As I’ve said, I support Bermudianisation in principle; the idea behind it is sound. What I do have a problem with is the very short-sighted way in which I believe it was implemented. I believe it was implemented too quickly and without appropriate phasing or standardisation. In short it was ad-hoc and was a very superficial form of Bermudianisation in that it didn’t account for quality of teachers training or experience. It was a good idea, implemented for the wrong reasons and without appropriate foresight and amounted to little more than sabotaging our children’s education.
One would have expected that Government would have set out a number of teacher training colleges or universities, on the basis of rankings and reviews of their quality, and said we are only going to employ teachers with qualifications from these institutions. Furthermore, they should have offered to pay the tuition and basic living costs (dorms) for Bermudians to study at these accredited institutions, with the teachers so trained subsequently being bonded to teach in the public school system for a minimum of five years.
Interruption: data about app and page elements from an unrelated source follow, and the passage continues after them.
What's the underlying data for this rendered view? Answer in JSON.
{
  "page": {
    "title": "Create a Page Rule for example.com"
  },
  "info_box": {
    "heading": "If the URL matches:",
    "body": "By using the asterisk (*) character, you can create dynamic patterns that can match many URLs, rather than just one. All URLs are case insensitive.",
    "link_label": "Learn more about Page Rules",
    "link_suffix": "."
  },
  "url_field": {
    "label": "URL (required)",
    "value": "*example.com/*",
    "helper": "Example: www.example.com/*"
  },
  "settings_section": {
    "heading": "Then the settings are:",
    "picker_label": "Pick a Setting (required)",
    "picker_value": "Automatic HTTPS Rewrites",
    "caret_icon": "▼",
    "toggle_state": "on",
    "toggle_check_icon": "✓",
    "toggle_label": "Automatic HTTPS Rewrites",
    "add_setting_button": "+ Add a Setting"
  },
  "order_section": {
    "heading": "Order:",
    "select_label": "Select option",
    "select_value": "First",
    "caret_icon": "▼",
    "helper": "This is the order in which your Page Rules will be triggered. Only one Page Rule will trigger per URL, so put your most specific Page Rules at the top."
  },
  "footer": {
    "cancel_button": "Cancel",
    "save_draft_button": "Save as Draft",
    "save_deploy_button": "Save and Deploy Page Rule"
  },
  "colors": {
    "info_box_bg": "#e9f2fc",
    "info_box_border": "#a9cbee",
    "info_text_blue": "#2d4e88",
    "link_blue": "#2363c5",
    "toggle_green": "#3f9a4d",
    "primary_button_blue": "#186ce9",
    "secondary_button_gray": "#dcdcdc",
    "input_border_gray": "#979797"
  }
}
Even if only ten teachers were trained per year, over time this should have seen a vast improvement in the quality and standardisation of our educators capacity. And the list of accredited institutions could easily be reviewed every five years in order to ensure the quality of our educators training.
I admit I don’t know what the top ten training institutions for teachers in the english-speaking world are. I do know however that there are rankings and reviews compiled annually, just as there are for any academic institutions, so I don’t think it would be impossible to institute this. I do believe that Jamaica has some excellent institutions, notably St. Joseph’s Teachers’ College in Kingston, Moneague College (UWI) in St. Ann’s Parish and Shortwood Teachers’ College in St. Andrew’s Parish. I also beleive that the Trent University-Queen’s University Concurrent Education Program is highly regarded.
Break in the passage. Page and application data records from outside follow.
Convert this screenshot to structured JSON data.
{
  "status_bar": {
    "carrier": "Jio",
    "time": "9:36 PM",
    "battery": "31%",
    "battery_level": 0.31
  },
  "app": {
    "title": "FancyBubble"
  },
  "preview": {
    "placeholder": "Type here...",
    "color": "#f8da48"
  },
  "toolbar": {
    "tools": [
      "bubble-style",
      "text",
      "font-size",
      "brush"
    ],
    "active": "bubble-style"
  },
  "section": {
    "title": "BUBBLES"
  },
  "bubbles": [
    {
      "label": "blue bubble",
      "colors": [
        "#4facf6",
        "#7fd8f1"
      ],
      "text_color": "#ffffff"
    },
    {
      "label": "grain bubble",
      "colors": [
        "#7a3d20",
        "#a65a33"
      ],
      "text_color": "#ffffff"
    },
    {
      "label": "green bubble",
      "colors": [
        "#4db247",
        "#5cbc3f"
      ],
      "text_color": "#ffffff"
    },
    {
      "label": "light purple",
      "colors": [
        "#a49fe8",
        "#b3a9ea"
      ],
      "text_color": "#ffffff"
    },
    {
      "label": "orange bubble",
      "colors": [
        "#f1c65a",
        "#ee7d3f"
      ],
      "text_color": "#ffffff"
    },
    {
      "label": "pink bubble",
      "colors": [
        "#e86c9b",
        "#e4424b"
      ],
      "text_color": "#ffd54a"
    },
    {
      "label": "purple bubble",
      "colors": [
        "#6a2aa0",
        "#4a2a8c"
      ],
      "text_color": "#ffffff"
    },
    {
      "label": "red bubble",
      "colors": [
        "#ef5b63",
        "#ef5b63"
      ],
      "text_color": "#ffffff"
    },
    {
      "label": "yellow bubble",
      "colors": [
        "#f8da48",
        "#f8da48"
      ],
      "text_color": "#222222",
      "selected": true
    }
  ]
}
Now, perhaps the MoEducation does have such a program in place. I personally don’t think they do as I know of quite a few teachers who have degrees from various US institutions of questionable quality. Some of the teachers from this background are, in truth, excellent educators. The bulk of them, that I’ve seen, are not. These teachers should be given the opportunity to be retrained in one way or another, but at the same time we should phase out accetping any and all teaching qualifications and start phasing in a system like I outline above. It will take time, and it will take money, but in my opinion it will see a gradualy improvement over time, and will be a better investment than carrying on the status quo and endless consultants at exobriant prices.
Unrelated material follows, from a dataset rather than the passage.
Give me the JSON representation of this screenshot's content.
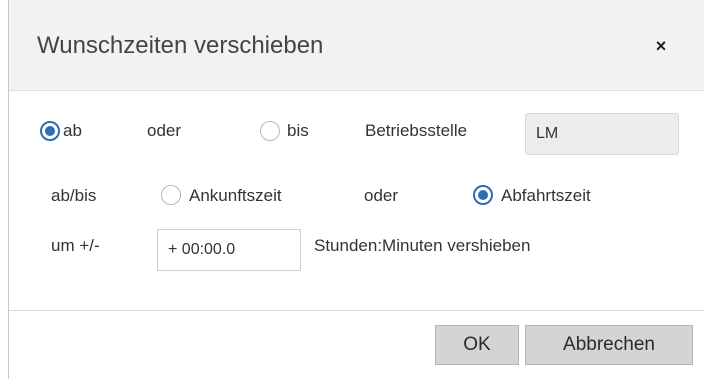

There are, of course, other things that need done. The adoption of the Cambridge system, from what I understand of it, looks like a good idea too and should, over time, pay dividends. Additional funds also need to go into training more qualified counsellors for our schools, as well as our capacity to address the special needs of dyslexic and autistic students. Ensuring free and nutritious school meals (primarily lunch, but also a basic breakfast of, say, milk and some fruit, like local bananas or grapefruit, or cereal) should also be implemented.
Socio-economic issues need addressed too. More quality affordable housing needs to be created, and in this we can learn alot from the Singapore model of public housing, a model I am both familiar and impressed with. Implementing a liveable minimum wage and a 35-hour workweek would also go some way to addressing these problems.